Ever been in a budding relationship?

If so, you’ve probably had those sweet “good morning” messages every day and felt your heart soar at every single one.

You may also have furiously sent huffs and sad faces at each other over SMS from the office, your first lovers’ tiff.

This type of banter is part of determining your compatibility long term. A beta test of “for better and for worse,” you could say. Most relationships start out like this, a dialogue of thoughts, jokes, and personal facts in a subliminal attempt to sell each other on the idea of long-term commitment.

If the relationship is to last, the connection needs to be deep, and honest, and genuine.



It’s the same with wooing a customer


A similar principle applies in building a relationship with customers. As humans we indeed relate to brands much as we do to people – each has a personality, with its nuances and complexities; we like or dislike brands for reasons that are often quite deeply emotional.

Welcome, then, the new tool in building meaningful relationships with customers in a way that is closer to wooing a potential life partner than almost any other form of business: Facebook Messenger.

Welcome also to Facebook Messenger Broadcast – a new feature currently being tested (and we were among the first to test it.) Conclusion: a tool that could make – or break – business.

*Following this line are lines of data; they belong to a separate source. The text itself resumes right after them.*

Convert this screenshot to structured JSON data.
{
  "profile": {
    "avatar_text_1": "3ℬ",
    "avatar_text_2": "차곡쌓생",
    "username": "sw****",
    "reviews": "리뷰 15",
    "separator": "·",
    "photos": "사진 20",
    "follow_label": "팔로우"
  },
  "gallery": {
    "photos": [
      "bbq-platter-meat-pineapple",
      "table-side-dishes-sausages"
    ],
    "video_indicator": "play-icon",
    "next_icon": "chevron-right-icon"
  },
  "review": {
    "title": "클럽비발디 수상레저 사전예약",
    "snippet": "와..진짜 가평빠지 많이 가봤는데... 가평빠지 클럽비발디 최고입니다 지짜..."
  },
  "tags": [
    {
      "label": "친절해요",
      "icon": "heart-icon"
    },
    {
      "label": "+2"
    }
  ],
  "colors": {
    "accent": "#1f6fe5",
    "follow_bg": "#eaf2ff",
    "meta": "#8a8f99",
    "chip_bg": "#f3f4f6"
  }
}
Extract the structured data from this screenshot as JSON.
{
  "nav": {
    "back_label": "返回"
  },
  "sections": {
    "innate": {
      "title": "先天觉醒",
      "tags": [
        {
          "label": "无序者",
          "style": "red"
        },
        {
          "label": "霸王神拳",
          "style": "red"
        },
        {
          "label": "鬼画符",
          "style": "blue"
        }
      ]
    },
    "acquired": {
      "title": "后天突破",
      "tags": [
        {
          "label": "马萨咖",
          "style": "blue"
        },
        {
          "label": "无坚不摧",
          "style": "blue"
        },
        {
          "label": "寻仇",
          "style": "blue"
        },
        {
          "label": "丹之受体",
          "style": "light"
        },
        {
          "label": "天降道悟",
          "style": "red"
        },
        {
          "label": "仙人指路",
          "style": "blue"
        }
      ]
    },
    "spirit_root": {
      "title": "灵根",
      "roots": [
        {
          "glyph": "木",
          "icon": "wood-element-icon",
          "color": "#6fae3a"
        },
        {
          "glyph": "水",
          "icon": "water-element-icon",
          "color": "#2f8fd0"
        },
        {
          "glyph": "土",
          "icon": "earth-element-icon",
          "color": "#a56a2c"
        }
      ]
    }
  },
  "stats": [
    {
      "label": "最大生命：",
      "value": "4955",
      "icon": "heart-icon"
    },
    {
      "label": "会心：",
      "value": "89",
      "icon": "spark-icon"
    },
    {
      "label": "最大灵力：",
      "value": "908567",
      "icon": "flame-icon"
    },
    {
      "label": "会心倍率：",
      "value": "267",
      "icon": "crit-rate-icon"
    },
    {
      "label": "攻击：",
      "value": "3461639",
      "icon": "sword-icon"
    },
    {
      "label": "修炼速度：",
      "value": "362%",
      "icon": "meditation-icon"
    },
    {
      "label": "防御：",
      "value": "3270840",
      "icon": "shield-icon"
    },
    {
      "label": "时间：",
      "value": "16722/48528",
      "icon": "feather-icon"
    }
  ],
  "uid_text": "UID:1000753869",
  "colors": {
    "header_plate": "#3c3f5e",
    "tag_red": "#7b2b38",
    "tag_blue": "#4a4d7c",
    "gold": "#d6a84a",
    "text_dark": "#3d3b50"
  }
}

Facebook Messenger Broadcast


In a nutshell, the Messenger Broadcast tool would essentially let companies send mass private messages to anyone who’s engaged with them via the Messenger platform. To use it, you would simply write up a title and message, add an image, and select between a call-to-action or scripted responses.

Right now there’s no cost to use it, but Facebook evidently plans to add a charge very soon. If you want to know more about how it works, our Chief Conversologist Jam Mayer went live on Facebook to reveal her findings.




In the video, Jam outlines how the Broadcast feature would be used, and the responses and reactions of the audience – including block/delete rates. She also reflected on the impact of the broadcast on the business’ contact centre, the greater cost (actual and opportunity) compared that to the efficiencies and results expected from a chatbot.



“You had me at …”


One of Jam Mayer’s key conclusions was that the Broadcast Feature would not be as easy a platform as it may first appear. Crucial to its performance, as with any would-be suitor, is what to say.  And here is its biggest danger.

Although Facebook currently has a cap on the number and frequency of broadcasts to deter spamming, particularly while it is free, messages seem unlikely to be monitored for quality. Blasts can be targeted to different audiences using tags which might minimise irrelevance, but even that doesn’t guard against a bombardment of unimaginative sales pitches from less marketing-savvy merchants once subscribed.

Add to that the fact that some of these leads may have only ever been ambivalent at best, and an over-the-top message blast could easily push them away – as the test broadcast did, to an extent – or even turn them into active critics of the brand.



Facebook Messenger Broadcast Versus Chatbots


With a combination of annoying messages, display ads, and sponsored message ads, Messenger could quickly become the spam folder of this generation.

Consider, then, the potential of a chatbot. While the name might conjure images of an impersonal or technically complex marketing tool, chatbots are neither. Well scripted, they are customer service superstars, charming, personable and engaging – and can be easy to set up. The stuff dream brand relationships are made of!

Take it from our friend, Penny Lawler, whose simple but delightfully chatty chatbot resulted in a 900% return on investment. 

Chatbots offer many benefits for businesses over Broadcasts – not the least their lower cost. Chatbots require the approval of users before any messages are sent, to avoid the spam problem. They also follow a goal-oriented strategy to help customers along a journey, maintaining rapport through dialogue.

Let’s look at the two side by side.


Messenger Broadcast

  • Send messages to multiple users at once
  • Target specific audience groups
  • Potential to be seen as spam
  • Difficult to manage a mass response


Social Chatbot Marketing

  • Less risk of annoying a potential customer
  • Communicate only with qualified leads  
  • Ensure a better customer experience
  • Achieve more with a goal-oriented strategy


Although both of these tools have the potential to improve the performance of businesses on Facebook, we suggest a strategised approach.

While you’re trying out Messenger Broadcast on its limited-time free offer, consider also getting a chatbot for your business. To find out more about how a great chatbot can look, check out some of our work.

Send us a message if you want to dive right in, read more posts from our blog, or book a personal consultation with Chief Conversologist Jam Mayer to discuss exactly what your business needs.